HOW TO COMPLETE THIS TASK => Using the listing below, select the lines with the word "icon" and copy them.

START DATA FOR THE TASK

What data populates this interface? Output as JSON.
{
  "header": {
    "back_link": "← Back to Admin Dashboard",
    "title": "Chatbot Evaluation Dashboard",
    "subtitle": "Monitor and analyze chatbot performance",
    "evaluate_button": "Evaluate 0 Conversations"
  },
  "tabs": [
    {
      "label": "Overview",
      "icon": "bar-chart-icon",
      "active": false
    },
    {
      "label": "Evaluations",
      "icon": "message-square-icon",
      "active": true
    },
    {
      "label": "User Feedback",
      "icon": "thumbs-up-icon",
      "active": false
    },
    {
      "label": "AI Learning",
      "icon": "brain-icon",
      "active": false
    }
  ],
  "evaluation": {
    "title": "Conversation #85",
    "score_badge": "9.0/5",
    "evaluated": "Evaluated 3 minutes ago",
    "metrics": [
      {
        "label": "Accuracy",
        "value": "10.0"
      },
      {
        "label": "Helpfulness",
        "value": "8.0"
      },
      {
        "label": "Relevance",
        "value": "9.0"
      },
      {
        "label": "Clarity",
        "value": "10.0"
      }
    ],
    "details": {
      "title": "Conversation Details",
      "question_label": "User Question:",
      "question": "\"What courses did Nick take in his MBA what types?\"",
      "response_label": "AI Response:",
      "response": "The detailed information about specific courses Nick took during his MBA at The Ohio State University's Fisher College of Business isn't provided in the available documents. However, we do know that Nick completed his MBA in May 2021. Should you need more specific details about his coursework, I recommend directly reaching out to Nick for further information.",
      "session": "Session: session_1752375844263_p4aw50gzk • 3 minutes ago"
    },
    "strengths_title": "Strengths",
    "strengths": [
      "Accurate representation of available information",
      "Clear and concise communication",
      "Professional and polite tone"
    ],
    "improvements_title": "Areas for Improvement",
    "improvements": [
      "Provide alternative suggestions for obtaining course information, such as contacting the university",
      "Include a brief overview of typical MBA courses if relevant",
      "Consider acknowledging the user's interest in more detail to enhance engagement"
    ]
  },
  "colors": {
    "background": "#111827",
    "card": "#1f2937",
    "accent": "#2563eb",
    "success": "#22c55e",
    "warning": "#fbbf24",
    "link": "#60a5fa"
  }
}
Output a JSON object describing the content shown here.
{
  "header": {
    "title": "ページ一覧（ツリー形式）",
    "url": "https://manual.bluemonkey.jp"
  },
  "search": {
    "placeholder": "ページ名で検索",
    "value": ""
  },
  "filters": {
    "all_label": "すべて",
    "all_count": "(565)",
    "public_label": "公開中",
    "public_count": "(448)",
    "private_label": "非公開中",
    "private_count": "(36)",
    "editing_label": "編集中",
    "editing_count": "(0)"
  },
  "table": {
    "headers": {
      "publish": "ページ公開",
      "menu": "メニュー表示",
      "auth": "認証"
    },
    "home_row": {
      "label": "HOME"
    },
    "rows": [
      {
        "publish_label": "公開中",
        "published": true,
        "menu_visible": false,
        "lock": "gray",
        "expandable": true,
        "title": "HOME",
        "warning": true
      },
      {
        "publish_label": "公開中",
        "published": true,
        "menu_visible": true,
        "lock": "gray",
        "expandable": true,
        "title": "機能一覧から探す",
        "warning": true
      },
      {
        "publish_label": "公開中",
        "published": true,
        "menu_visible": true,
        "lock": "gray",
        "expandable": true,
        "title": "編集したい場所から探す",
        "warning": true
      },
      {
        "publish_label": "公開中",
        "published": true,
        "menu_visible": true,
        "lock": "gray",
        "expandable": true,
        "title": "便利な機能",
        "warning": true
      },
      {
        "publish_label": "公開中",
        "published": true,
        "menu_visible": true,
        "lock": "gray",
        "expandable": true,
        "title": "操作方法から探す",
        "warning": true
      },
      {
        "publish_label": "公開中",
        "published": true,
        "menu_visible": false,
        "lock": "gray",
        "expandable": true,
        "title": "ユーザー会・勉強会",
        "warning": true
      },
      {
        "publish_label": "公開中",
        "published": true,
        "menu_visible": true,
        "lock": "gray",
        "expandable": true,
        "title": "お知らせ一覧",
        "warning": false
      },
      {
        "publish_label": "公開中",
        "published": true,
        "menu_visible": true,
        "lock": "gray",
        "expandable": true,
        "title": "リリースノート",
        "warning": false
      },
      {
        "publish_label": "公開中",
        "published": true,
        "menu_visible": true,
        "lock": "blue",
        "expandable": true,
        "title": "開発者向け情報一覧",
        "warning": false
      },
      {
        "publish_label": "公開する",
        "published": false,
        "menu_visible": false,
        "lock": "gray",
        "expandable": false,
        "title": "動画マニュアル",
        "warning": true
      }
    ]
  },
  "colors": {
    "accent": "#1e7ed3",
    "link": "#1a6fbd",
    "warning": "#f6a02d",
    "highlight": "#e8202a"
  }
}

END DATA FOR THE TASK

TASK RESPONSE =>
      "icon": "bar-chart-icon",
      "icon": "message-square-icon",
      "icon": "thumbs-up-icon",
      "icon": "brain-icon",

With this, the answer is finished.